Interface dataset entries:
-------------------------

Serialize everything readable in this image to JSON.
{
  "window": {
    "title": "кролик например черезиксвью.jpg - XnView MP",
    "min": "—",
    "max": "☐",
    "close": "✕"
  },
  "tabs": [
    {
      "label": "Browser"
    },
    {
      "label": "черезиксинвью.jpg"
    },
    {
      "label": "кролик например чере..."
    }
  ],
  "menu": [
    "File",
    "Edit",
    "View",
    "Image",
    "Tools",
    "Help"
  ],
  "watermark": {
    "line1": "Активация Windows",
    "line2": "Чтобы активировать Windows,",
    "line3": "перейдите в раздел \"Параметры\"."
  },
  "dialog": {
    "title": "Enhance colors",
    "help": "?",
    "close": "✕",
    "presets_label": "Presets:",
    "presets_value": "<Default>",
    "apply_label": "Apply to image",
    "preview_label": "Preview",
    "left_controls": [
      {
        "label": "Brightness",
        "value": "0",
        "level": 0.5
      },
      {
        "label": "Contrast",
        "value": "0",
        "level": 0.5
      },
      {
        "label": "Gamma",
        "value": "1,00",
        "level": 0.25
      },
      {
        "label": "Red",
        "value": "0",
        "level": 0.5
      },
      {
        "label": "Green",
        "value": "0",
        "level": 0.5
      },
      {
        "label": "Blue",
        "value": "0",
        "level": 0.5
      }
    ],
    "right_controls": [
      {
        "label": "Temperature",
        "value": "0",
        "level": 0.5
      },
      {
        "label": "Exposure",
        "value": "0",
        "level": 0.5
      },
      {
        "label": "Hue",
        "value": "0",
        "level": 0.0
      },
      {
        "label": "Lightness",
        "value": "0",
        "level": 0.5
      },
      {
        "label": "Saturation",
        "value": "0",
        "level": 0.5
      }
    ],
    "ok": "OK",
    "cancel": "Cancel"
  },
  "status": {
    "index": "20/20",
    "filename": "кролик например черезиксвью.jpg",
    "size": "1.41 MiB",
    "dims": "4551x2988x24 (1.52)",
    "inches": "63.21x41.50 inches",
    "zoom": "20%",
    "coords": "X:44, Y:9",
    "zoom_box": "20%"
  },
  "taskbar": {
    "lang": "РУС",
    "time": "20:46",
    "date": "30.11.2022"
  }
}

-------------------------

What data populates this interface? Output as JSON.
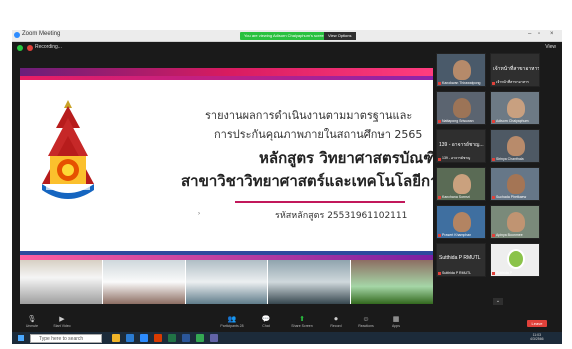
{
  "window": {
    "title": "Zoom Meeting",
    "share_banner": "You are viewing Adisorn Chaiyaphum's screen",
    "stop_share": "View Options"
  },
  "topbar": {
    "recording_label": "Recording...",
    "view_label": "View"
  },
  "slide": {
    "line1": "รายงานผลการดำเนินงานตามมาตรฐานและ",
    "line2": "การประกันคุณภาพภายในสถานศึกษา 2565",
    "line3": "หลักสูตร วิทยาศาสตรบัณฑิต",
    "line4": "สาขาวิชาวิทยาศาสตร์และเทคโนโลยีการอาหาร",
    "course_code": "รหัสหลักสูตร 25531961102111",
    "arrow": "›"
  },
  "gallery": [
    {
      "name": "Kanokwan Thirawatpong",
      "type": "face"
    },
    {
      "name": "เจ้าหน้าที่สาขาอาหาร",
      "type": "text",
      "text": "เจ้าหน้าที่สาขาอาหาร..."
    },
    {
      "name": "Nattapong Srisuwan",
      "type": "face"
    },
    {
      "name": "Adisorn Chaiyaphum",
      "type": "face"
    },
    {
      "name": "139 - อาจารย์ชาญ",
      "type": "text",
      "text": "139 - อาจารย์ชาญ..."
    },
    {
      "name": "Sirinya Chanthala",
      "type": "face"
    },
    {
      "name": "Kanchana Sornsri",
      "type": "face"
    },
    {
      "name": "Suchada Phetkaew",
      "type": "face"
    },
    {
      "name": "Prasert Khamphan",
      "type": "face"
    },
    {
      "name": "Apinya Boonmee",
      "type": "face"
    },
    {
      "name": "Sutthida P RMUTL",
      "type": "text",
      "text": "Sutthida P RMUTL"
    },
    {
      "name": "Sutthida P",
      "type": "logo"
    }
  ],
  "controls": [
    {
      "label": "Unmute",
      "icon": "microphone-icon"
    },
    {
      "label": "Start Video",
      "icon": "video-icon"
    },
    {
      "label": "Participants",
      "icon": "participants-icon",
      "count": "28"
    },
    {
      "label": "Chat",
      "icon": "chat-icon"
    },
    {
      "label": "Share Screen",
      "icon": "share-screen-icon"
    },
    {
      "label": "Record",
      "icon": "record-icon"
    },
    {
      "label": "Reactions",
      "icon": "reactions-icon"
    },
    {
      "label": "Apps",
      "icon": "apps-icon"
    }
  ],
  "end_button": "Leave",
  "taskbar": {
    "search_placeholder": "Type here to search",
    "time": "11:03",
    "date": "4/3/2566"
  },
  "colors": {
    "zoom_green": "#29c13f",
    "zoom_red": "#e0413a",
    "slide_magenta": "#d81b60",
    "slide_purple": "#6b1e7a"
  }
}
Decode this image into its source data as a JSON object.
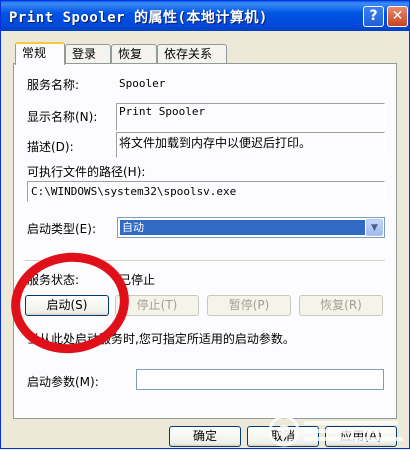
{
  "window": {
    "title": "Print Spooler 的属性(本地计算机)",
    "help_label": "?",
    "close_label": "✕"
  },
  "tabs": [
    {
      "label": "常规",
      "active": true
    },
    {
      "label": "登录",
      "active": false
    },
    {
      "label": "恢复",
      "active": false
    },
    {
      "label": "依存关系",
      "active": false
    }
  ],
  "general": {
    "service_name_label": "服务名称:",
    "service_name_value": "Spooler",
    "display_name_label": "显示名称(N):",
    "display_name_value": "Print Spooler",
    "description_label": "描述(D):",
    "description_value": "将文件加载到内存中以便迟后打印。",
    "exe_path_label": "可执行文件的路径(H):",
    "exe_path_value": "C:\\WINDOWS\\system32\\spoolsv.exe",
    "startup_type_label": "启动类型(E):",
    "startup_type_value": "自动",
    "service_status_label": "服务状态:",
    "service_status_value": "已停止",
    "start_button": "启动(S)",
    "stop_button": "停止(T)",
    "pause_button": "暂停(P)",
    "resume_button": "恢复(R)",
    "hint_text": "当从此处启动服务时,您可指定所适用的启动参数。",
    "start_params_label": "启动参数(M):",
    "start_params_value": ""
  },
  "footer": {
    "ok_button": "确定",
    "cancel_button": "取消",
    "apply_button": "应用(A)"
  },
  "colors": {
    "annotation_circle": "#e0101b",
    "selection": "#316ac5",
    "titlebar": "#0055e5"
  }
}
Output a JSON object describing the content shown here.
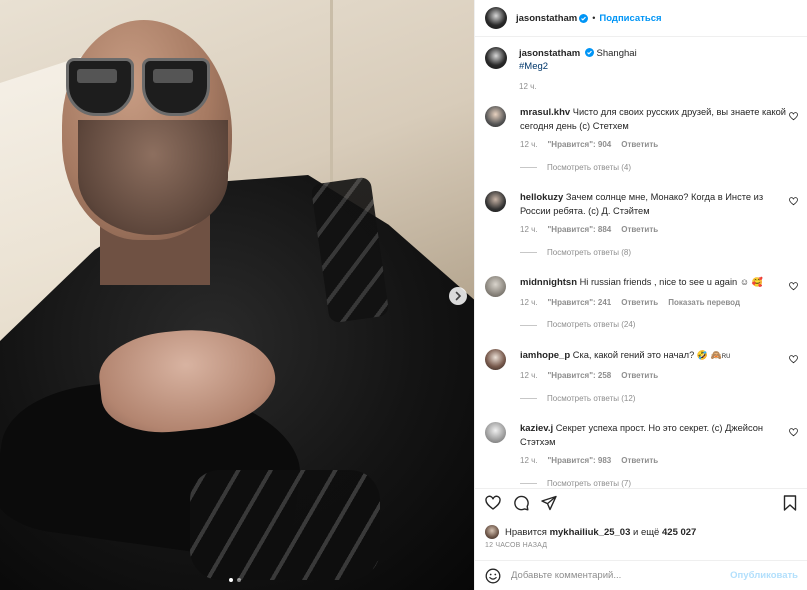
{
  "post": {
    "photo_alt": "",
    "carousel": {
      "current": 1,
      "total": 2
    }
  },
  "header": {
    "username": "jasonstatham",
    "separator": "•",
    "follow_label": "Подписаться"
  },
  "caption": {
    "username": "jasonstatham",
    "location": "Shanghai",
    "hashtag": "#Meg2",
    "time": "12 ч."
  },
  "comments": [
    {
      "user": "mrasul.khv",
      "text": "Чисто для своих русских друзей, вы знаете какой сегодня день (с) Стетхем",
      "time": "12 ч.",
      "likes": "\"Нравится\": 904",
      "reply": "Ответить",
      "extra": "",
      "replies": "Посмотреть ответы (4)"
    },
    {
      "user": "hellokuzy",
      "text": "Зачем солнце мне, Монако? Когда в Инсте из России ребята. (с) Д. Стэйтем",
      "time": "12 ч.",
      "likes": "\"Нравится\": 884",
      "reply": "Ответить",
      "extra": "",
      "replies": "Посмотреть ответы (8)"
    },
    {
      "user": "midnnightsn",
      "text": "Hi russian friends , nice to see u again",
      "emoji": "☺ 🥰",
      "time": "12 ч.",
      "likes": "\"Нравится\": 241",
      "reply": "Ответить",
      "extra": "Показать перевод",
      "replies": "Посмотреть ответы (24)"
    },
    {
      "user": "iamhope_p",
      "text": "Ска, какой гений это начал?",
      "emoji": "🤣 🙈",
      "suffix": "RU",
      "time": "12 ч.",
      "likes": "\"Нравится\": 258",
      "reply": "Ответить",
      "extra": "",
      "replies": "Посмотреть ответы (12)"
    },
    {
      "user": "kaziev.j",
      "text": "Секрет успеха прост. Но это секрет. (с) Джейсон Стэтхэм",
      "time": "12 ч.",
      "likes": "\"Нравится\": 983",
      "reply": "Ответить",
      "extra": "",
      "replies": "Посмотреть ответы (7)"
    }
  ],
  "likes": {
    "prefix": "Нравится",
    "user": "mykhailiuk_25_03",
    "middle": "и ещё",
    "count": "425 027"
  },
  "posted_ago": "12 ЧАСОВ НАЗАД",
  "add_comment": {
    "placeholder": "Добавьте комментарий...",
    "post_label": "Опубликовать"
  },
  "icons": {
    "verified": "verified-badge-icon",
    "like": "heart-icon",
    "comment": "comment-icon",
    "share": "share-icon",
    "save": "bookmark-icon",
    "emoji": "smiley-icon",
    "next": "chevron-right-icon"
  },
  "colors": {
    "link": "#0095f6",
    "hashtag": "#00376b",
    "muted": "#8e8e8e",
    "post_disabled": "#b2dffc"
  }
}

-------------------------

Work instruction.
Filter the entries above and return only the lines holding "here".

Response box.
    "search_placeholder": "Type here to search",
Output a JSON object describing the content shown here.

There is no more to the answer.